**Exercise brief**
Among the entries, find the lines with the string "heading" and report them.

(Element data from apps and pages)
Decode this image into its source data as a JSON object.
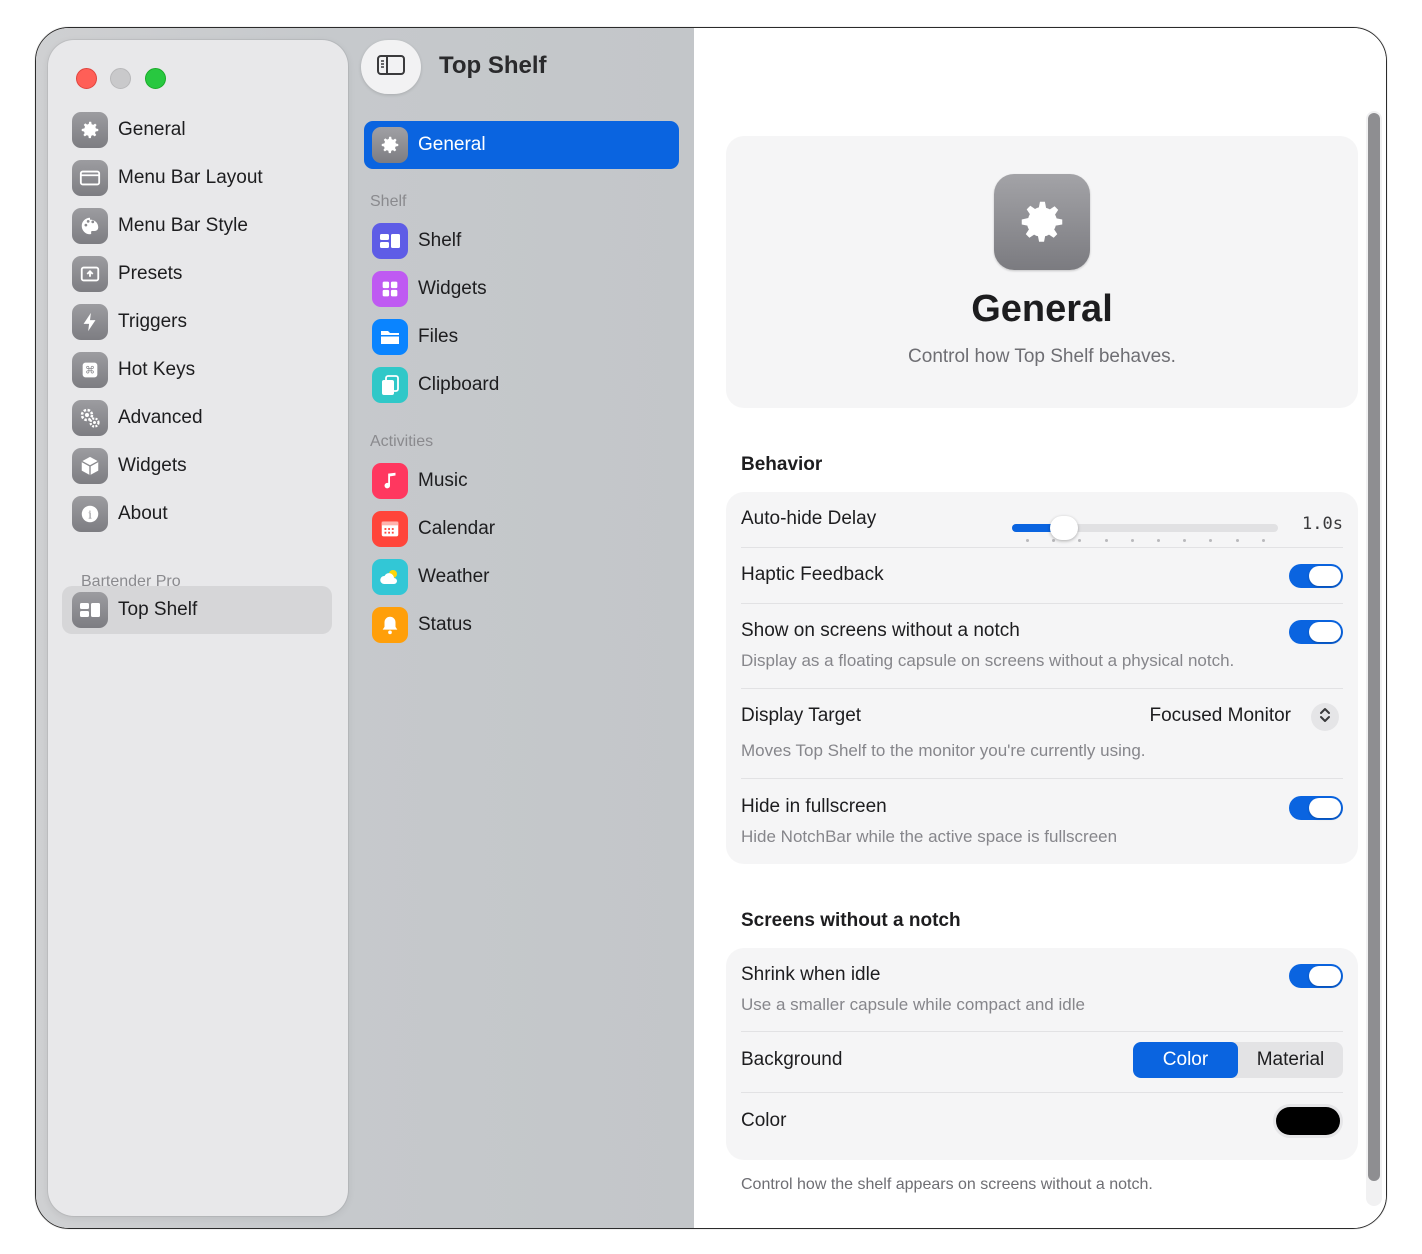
{
  "window": {
    "title": "Top Shelf"
  },
  "sidebar": {
    "items": [
      {
        "label": "General",
        "icon": "gear-icon"
      },
      {
        "label": "Menu Bar Layout",
        "icon": "menubar-icon"
      },
      {
        "label": "Menu Bar Style",
        "icon": "palette-icon"
      },
      {
        "label": "Presets",
        "icon": "presets-icon"
      },
      {
        "label": "Triggers",
        "icon": "bolt-icon"
      },
      {
        "label": "Hot Keys",
        "icon": "command-icon"
      },
      {
        "label": "Advanced",
        "icon": "gears-icon"
      },
      {
        "label": "Widgets",
        "icon": "cube-icon"
      },
      {
        "label": "About",
        "icon": "info-icon"
      }
    ],
    "section_label": "Bartender Pro",
    "pro_items": [
      {
        "label": "Top Shelf",
        "icon": "top-shelf-icon",
        "selected": true
      }
    ]
  },
  "subnav": {
    "general": {
      "label": "General",
      "icon": "gear-icon",
      "selected": true
    },
    "sections": [
      {
        "title": "Shelf",
        "items": [
          {
            "label": "Shelf",
            "icon": "shelf-icon",
            "color": "#5e5ce6"
          },
          {
            "label": "Widgets",
            "icon": "grid-icon",
            "color": "#bf5af2"
          },
          {
            "label": "Files",
            "icon": "folder-icon",
            "color": "#0a84ff"
          },
          {
            "label": "Clipboard",
            "icon": "clipboard-icon",
            "color": "#30c8c8"
          }
        ]
      },
      {
        "title": "Activities",
        "items": [
          {
            "label": "Music",
            "icon": "music-note-icon",
            "color": "#ff375f"
          },
          {
            "label": "Calendar",
            "icon": "calendar-icon",
            "color": "#ff453a"
          },
          {
            "label": "Weather",
            "icon": "weather-icon",
            "color": "#32c7d6"
          },
          {
            "label": "Status",
            "icon": "bell-icon",
            "color": "#ff9f0a"
          }
        ]
      }
    ]
  },
  "header": {
    "title": "General",
    "subtitle": "Control how Top Shelf behaves.",
    "icon": "gear-icon"
  },
  "behavior": {
    "title": "Behavior",
    "auto_hide": {
      "label": "Auto-hide Delay",
      "value": "1.0s",
      "fraction": 0.1
    },
    "haptic": {
      "label": "Haptic Feedback",
      "on": true
    },
    "no_notch": {
      "label": "Show on screens without a notch",
      "description": "Display as a floating capsule on screens without a physical notch.",
      "on": true
    },
    "display_target": {
      "label": "Display Target",
      "value": "Focused Monitor",
      "description": "Moves Top Shelf to the monitor you're currently using."
    },
    "hide_fullscreen": {
      "label": "Hide in fullscreen",
      "description": "Hide NotchBar while the active space is fullscreen",
      "on": true
    }
  },
  "screens": {
    "title": "Screens without a notch",
    "shrink": {
      "label": "Shrink when idle",
      "description": "Use a smaller capsule while compact and idle",
      "on": true
    },
    "background": {
      "label": "Background",
      "options": [
        "Color",
        "Material"
      ],
      "selected": "Color"
    },
    "color": {
      "label": "Color",
      "value": "#000000"
    },
    "footnote": "Control how the shelf appears on screens without a notch."
  },
  "colors": {
    "accent": "#0a64e0"
  }
}
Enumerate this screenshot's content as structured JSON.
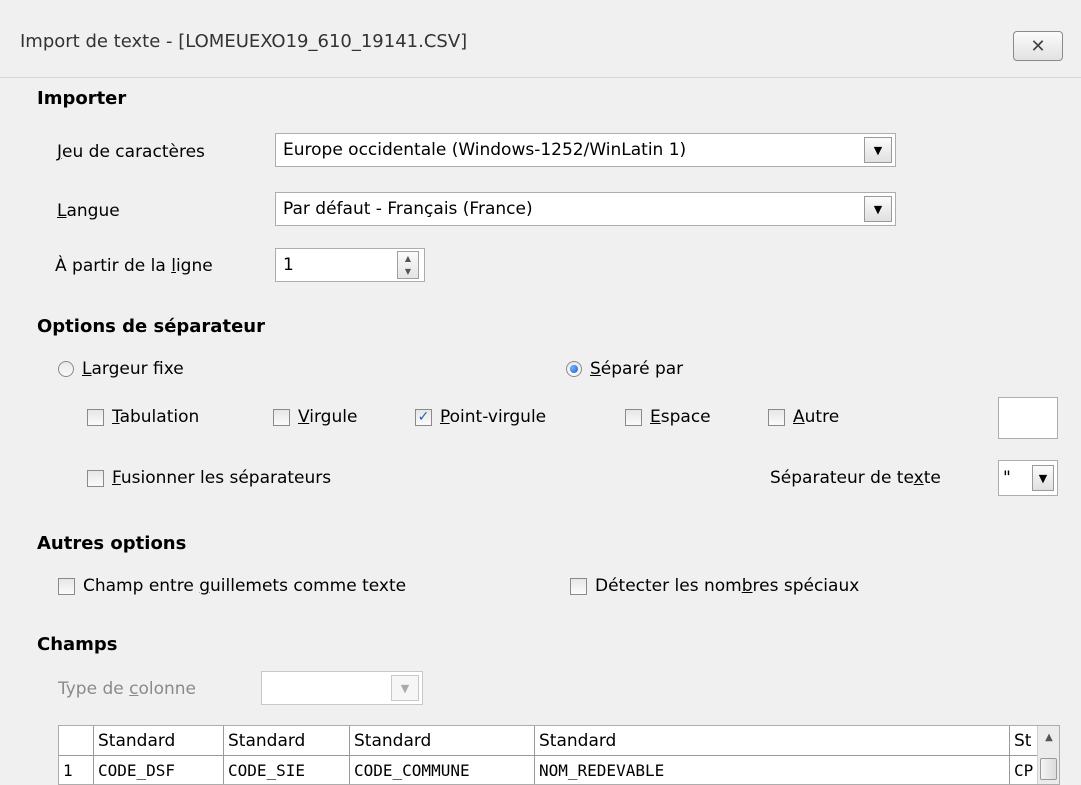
{
  "window": {
    "title": "Import de texte - [LOMEUEXO19_610_19141.CSV]",
    "close_icon": "✕"
  },
  "import": {
    "heading": "Importer",
    "charset_label_hotkey": "J",
    "charset_label_rest": "eu de caractères",
    "charset_value": "Europe occidentale (Windows-1252/WinLatin 1)",
    "language_label_hotkey": "L",
    "language_label_rest": "angue",
    "language_value": "Par défaut - Français (France)",
    "from_row_label_pre": "À partir de la ",
    "from_row_label_hotkey": "l",
    "from_row_label_post": "igne",
    "from_row_value": "1"
  },
  "separator": {
    "heading": "Options de séparateur",
    "fixed_width_hotkey": "L",
    "fixed_width_rest": "argeur fixe",
    "fixed_width_selected": false,
    "separated_by_hotkey": "S",
    "separated_by_rest": "éparé par",
    "separated_by_selected": true,
    "tab_hotkey": "T",
    "tab_rest": "abulation",
    "tab_checked": false,
    "comma_hotkey": "V",
    "comma_rest": "irgule",
    "comma_checked": false,
    "semicolon_hotkey": "P",
    "semicolon_rest": "oint-virgule",
    "semicolon_checked": true,
    "space_hotkey": "E",
    "space_rest": "space",
    "space_checked": false,
    "other_hotkey": "A",
    "other_rest": "utre",
    "other_checked": false,
    "other_value": "",
    "merge_hotkey": "F",
    "merge_rest": "usionner les séparateurs",
    "merge_checked": false,
    "text_delim_pre": "Séparateur de te",
    "text_delim_hotkey": "x",
    "text_delim_post": "te",
    "text_delim_value": "\""
  },
  "other_options": {
    "heading": "Autres options",
    "quoted_pre": "Champ entre ",
    "quoted_hotkey": "g",
    "quoted_post": "uillemets comme texte",
    "quoted_checked": false,
    "special_pre": "Détecter les nom",
    "special_hotkey": "b",
    "special_post": "res spéciaux",
    "special_checked": false
  },
  "fields": {
    "heading": "Champs",
    "column_type_pre": "Type de ",
    "column_type_hotkey": "c",
    "column_type_post": "olonne",
    "column_type_value": "",
    "headers": [
      "Standard",
      "Standard",
      "Standard",
      "Standard",
      "St"
    ],
    "row_number": "1",
    "row_values": [
      "CODE_DSF",
      "CODE_SIE",
      "CODE_COMMUNE",
      "NOM_REDEVABLE",
      "CP"
    ]
  },
  "icons": {
    "dropdown": "chevron-down-icon",
    "spin": "spin-arrows-icon",
    "checkmark": "✓",
    "scroll_up": "▲",
    "dropdown_glyph": "▼",
    "spin_up_glyph": "▲",
    "spin_down_glyph": "▼"
  }
}
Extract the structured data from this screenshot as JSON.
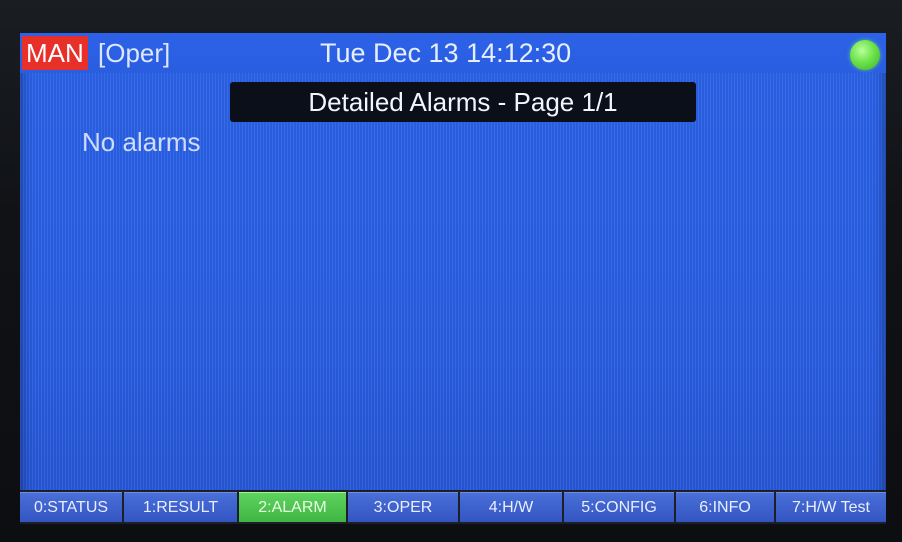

**Answer box**
    "heading": "Importer",
    "heading": "Options de séparateur",
    "heading": "Autres options",
    "heading": "Champs",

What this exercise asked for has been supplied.